After three hours of restrained discussion, the Student Council last night tabled any policy decision as to the future course of action the College should take with regard to the National Student Association.
There seemed to be general agreement, however, that observers would be sent to this summer's NSA Congress and that Council members should continue to study in detail the scope and structure of the organization. Despite this feeling, it was evident from the tone of the discussion that the misgivings about NSA which led to last Fall's decision to withdraw were still present in the minds of most Council members.
The special meeting--which many had felt would become a highly volatile one--quickly turned into a lengthy question and answer period. Willard Johnson, NSA vice-president of international affairs, was the center of most of the questioning.
Attempting to explain the role of the student organization and answer criticisms of it, Johnson spoke at great length about "the national student movement" NSA, he said, "acts on behalf of the students in protecting their interest where it is challenged."

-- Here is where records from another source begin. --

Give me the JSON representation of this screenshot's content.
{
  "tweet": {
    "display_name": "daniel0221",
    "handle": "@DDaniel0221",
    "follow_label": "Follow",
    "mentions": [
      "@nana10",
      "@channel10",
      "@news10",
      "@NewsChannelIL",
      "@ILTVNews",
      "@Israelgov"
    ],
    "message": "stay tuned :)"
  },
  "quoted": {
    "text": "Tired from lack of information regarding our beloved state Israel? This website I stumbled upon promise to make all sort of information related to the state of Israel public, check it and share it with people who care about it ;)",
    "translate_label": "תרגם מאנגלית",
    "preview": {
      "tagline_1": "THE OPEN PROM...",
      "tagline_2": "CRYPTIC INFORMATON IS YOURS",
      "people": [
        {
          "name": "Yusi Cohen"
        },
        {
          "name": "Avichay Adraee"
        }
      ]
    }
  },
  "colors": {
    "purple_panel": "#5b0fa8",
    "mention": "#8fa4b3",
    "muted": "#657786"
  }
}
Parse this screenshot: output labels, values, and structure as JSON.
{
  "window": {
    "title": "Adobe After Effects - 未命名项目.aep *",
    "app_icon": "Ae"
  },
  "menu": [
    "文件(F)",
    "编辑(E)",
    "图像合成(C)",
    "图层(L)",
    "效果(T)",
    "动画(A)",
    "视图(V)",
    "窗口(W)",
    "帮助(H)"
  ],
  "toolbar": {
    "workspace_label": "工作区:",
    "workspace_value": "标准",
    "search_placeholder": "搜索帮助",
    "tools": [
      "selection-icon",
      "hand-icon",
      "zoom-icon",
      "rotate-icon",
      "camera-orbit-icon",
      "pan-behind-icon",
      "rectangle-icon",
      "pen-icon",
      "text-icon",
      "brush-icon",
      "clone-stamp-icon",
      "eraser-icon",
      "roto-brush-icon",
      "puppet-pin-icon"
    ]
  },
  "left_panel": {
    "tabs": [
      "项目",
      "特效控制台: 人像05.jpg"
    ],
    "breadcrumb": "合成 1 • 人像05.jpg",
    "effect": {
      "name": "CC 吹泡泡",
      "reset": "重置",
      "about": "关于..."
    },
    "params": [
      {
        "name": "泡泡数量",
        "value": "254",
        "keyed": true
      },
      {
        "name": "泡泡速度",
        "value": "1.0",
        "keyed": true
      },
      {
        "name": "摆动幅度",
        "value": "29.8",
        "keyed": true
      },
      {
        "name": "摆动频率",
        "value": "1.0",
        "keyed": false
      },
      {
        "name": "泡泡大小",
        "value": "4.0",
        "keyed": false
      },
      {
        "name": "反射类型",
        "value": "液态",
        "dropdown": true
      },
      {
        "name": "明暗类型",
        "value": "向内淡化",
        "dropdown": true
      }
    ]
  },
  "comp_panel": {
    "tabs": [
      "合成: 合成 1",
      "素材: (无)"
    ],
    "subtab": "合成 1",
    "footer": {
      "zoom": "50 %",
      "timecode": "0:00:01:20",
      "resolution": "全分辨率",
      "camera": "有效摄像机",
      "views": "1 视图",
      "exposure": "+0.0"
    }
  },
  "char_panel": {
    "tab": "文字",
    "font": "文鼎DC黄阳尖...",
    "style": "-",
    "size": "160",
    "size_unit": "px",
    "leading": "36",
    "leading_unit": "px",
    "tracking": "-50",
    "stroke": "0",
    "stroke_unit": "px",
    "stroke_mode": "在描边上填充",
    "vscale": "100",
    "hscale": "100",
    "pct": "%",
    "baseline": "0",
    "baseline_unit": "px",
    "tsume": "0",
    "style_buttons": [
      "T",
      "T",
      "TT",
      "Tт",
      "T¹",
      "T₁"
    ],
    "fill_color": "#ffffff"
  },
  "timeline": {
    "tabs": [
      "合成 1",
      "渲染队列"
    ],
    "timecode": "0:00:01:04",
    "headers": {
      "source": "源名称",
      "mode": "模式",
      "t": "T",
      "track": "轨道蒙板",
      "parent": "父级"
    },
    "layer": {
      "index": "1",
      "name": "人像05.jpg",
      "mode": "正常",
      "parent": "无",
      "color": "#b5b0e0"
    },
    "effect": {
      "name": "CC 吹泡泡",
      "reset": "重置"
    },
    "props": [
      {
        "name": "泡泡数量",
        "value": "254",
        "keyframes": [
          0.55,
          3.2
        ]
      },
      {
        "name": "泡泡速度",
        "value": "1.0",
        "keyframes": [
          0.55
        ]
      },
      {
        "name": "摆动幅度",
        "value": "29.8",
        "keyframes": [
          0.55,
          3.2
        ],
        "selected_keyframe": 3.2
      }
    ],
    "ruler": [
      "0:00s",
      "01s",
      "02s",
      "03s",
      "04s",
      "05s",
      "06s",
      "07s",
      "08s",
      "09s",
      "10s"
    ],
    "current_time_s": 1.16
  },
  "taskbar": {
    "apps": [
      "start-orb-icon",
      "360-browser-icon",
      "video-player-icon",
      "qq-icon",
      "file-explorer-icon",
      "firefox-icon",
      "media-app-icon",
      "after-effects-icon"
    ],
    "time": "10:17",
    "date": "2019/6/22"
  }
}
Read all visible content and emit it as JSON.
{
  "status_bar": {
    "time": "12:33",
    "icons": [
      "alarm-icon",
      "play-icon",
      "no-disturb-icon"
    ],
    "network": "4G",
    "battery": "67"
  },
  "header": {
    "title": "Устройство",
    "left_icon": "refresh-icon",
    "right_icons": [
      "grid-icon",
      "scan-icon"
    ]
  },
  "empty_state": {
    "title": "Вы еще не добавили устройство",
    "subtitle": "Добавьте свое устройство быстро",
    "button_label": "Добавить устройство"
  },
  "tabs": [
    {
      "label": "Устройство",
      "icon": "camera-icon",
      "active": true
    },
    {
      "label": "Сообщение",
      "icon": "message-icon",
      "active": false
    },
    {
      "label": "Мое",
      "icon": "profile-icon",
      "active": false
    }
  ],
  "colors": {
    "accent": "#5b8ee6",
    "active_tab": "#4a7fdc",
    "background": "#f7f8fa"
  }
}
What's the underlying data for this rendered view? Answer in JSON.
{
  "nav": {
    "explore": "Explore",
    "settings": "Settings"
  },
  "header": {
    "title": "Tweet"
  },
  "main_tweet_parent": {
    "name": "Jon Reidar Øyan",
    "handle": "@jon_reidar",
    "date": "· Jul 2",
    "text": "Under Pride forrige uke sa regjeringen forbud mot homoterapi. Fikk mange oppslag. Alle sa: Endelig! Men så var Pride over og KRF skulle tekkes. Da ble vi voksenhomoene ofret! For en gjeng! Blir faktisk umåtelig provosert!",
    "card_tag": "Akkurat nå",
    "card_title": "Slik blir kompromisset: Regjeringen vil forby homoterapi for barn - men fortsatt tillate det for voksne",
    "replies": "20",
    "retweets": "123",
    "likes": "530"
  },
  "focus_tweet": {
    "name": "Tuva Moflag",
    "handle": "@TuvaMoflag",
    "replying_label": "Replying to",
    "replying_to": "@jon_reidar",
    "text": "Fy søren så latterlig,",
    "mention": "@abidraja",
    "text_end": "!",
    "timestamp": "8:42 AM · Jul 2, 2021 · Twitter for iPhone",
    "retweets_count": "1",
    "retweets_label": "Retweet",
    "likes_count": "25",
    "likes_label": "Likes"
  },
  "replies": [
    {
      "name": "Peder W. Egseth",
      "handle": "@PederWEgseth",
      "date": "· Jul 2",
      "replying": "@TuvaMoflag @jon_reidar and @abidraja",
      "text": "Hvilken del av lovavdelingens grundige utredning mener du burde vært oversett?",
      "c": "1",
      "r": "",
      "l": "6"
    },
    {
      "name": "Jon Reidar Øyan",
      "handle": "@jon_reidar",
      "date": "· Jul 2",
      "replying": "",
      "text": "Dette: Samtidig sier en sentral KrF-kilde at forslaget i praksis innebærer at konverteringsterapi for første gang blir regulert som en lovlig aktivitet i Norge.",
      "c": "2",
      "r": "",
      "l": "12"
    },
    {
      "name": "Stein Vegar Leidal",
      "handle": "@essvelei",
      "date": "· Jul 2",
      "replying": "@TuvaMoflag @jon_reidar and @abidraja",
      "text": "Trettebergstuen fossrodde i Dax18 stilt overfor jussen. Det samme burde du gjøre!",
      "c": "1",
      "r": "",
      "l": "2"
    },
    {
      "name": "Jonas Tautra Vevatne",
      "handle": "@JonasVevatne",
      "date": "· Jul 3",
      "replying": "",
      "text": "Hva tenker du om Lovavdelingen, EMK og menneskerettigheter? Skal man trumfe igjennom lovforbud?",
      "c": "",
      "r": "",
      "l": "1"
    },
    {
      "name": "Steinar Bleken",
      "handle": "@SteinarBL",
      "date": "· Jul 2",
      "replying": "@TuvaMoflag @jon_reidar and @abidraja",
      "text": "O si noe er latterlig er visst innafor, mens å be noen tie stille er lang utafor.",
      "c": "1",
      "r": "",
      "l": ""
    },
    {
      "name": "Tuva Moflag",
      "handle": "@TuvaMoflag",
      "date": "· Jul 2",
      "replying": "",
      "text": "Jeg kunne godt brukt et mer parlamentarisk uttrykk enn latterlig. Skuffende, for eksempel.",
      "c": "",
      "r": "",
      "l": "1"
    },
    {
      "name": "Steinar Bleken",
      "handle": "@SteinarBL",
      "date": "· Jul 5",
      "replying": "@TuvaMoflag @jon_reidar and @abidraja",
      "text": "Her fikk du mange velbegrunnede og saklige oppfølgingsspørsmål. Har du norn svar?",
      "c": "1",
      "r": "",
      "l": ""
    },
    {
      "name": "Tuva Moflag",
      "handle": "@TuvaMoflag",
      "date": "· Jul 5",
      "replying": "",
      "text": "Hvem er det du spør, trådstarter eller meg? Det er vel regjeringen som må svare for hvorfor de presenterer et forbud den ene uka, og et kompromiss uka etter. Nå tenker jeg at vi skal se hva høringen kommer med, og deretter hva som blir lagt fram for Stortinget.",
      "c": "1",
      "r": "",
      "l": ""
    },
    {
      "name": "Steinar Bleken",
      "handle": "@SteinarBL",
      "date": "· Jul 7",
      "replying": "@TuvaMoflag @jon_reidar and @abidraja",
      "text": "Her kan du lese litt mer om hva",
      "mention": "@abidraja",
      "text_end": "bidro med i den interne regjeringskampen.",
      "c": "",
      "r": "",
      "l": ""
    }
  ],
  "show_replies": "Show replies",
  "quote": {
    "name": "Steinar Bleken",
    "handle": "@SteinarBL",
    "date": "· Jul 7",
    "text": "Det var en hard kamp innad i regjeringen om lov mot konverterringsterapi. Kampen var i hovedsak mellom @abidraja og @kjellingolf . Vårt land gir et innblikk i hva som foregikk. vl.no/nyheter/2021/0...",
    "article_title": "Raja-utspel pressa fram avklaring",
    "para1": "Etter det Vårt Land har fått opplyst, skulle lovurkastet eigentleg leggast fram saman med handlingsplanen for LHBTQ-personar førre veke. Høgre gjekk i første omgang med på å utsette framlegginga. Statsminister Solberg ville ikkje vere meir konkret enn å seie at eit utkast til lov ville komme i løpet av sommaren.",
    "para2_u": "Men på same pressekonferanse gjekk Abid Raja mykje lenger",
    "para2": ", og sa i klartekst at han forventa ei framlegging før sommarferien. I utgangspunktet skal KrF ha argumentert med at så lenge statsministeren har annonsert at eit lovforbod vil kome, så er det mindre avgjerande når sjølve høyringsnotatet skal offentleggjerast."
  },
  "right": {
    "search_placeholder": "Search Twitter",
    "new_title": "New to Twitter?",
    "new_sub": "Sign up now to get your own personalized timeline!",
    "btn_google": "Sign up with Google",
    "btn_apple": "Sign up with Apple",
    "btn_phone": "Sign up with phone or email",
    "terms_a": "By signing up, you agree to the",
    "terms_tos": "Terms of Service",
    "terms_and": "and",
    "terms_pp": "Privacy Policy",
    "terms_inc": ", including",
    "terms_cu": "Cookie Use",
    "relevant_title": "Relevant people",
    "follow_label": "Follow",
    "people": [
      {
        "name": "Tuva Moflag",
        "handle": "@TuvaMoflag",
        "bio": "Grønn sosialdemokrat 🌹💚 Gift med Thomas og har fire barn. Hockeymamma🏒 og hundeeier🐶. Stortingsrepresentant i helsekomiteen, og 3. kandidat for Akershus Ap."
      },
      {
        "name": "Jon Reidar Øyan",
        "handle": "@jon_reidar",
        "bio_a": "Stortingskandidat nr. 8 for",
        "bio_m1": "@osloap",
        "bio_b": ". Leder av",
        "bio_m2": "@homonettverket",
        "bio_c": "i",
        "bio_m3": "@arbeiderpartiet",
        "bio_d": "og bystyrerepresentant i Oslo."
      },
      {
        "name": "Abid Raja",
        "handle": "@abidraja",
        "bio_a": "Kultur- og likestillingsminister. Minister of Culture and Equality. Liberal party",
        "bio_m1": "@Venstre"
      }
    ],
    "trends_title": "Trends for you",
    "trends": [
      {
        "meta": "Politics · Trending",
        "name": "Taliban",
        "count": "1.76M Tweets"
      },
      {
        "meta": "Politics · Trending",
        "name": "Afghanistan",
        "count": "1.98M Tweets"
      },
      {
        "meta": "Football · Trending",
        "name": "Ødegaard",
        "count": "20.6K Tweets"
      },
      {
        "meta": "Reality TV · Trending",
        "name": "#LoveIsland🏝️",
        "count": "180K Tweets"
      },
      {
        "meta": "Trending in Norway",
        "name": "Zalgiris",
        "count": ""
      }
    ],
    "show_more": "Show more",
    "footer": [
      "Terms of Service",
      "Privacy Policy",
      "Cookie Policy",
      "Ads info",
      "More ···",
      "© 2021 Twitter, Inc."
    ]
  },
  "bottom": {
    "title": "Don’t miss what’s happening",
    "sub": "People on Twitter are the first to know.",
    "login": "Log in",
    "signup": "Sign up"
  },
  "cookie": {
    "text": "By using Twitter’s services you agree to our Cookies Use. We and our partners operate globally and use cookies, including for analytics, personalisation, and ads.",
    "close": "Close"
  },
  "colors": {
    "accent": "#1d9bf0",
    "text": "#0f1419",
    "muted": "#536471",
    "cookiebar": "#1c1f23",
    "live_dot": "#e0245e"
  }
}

Johnson defended the group's role in taking stands on domestic and, international political questions. "You must remember that these policies were the result of a national congress after much debate," he said.
Criticism Against Congress
Most criticism was levelled against the annual Congress rather than the day to day affairs of NSA. "When it comes to international issues, we hesitate to say what is and what is not Harvard opinion," commented Edward B. Segal '60.
Marc E. Leland, fomer Council President, urged the representatives not to rejoin NSA until or unless the student body becomes sufficiently interested to make the College an active member.
"Talk to the student body and see for yourself how few people know anything about it," he said.
Although discussion became rather tedious towards the end of the session, several important issues were raised. No decision was reached--since the meeting was intended as an educational one--but it was evident that all aspects of the situation were being considered. Further discussion is expected at next week's meeting.